Yes, as Joe Hockey said in 2013: “They’re not cutting interest rates because the economy is doing well. Interest rates are being cut to 50-year lows because the economy is struggling.”
Except that we have gone well below 50-year lows into uncharted territory for Australian monetary policy.
Two rate cuts of 25 points each are taken for granted. The money market is betting that there is a good chance there will be a third cut this year, and some forecasters are saying there will be a fourth, taking the cash rate down to just 0.5 per cent next year.
For that to happen, the economy would be worse than “struggling” – unemployment would be continuing to rise from the present 5.2 per cent.
The third dose of bad news arrives on Wednesday with the Federal Chamber of Automotive Industries releasing its May new vehicle sales score.
As The New Daily has frequently reported, new vehicle sales started to shrink at the start of this financial year and have stayed well below last year’s figures. There is anecdotal evidence of a lift in car showroom activity since the election, so the fall last month might not be far off the 8 per cent or so it’s been averaging this calendar year.
Wednesday also has the big one – the March quarter national accounts, which are expected to show Australia is suffering a “per capita recession” with GDP per head going backwards for the third quarter in a row.
The December quarter’s GDP growth of only 0.2 per cent shocked just about everyone.

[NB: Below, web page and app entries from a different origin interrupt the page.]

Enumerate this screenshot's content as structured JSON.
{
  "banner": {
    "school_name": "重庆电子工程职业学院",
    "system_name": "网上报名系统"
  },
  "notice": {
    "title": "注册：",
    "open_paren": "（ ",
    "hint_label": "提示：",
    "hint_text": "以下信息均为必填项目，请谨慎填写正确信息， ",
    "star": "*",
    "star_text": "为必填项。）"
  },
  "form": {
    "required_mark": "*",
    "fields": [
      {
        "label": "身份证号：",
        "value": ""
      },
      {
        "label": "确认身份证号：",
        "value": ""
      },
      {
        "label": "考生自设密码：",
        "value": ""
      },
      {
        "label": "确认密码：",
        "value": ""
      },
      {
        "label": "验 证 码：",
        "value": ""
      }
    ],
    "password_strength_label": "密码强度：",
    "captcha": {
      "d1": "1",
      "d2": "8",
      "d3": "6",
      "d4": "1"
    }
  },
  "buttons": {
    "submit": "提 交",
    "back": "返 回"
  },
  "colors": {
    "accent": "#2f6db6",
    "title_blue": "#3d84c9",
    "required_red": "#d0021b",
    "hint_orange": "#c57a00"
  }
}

The March score is unlikely to be much better.
As RBA governor Philip Lowe said two weeks ago: “The main reason for the shift in momentum in the Australian economy is a slowdown in household consumption growth. Over the second half of 2018, household consumption increased by just 0.75 per cent, which is an unusually soft outcome.”
Even factoring in two interest rate cuts, the RBA is now forecasting consumption growth of just 2 per cent for the new financial year.
And with weak consumption flowing from weak wages growth, the Fair Work Commission bothers to mention that its 3 per cent rise won’t cause untoward inflation. Give me a break.
AMP chief economist Shane Oliver, who is one of those predicting a 0.5 per cent cash rate, underlined that the 3 per cent rise is below last year’s 3.5 per cent increase.
“So with around 20 per cent of workforce [those on awards] getting the minimum wage rise, it actually implies a 0.1 per cent per annum fall in overall wages growth over the year ahead [i.e. from 2.3 per cent year on year down to around 2.2per cent] all else equal,” he wrote.
“Expect wages growth to remain soft!”
Because inflation is so low, and providing the government’s promised tax cut for middle-income earners is delivered, it is likely that average workers will achieve their first increase in real take-home pay in six years.
But it’s so little after so long that the RBA doesn’t expect it to move the needle on consumption.
Yep, Mr Hockey was right about why interest rates are being cut.
Fact check: Scott Morrison’s repeated promise about a “strong economy” was false.